■ EXERCISE REQUIREMENTS:
When you print the records below, keep every word exact and leave out the images.

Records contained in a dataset
= = = =
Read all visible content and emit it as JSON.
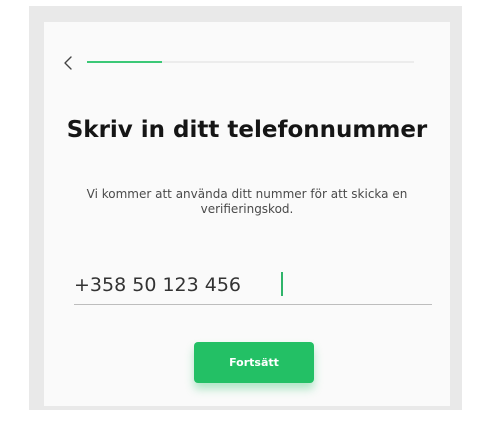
{
  "colors": {
    "accent": "#23c065",
    "progress_track": "#ececec",
    "frame_background": "#e9e9e9"
  },
  "header": {
    "back_icon": "chevron-left-icon",
    "progress": 0.23
  },
  "main": {
    "title": "Skriv in ditt telefonnummer",
    "subtitle": "Vi kommer att använda ditt nummer för att skicka en verifieringskod.",
    "phone": {
      "value": "+358 50 123 456"
    },
    "continue_label": "Fortsätt"
  }
}
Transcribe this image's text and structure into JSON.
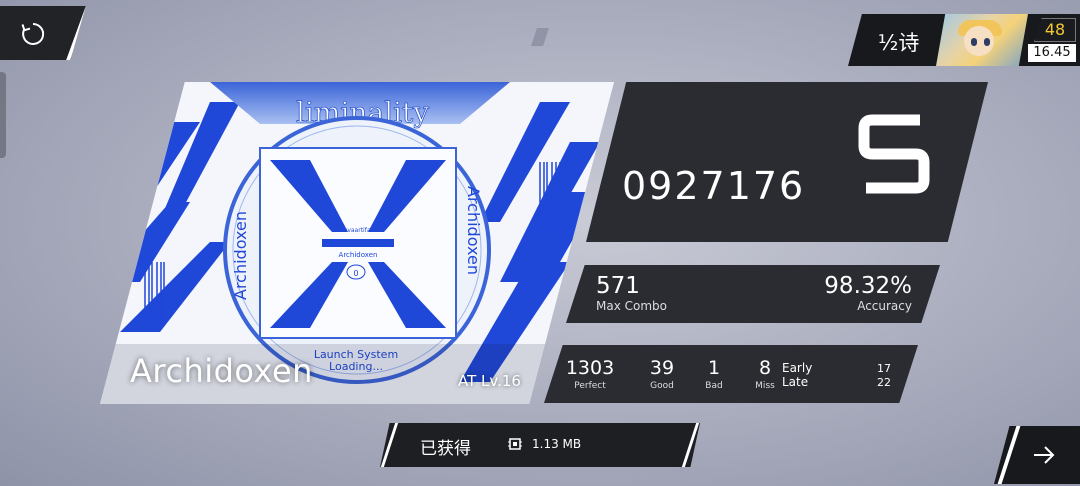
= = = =
■ TASK RESULT:
Read all visible content and emit it as JSON.
{
  "colors": {
    "accent": "#23c065",
    "progress_track": "#ececec",
    "frame_background": "#e9e9e9"
  },
  "header": {
    "back_icon": "chevron-left-icon",
    "progress": 0.23
  },
  "main": {
    "title": "Skriv in ditt telefonnummer",
    "subtitle": "Vi kommer att använda ditt nummer för att skicka en verifieringskod.",
    "phone": {
      "value": "+358 50 123 456"
    },
    "continue_label": "Fortsätt"
  }
}
Transcribe this image's text and structure into JSON.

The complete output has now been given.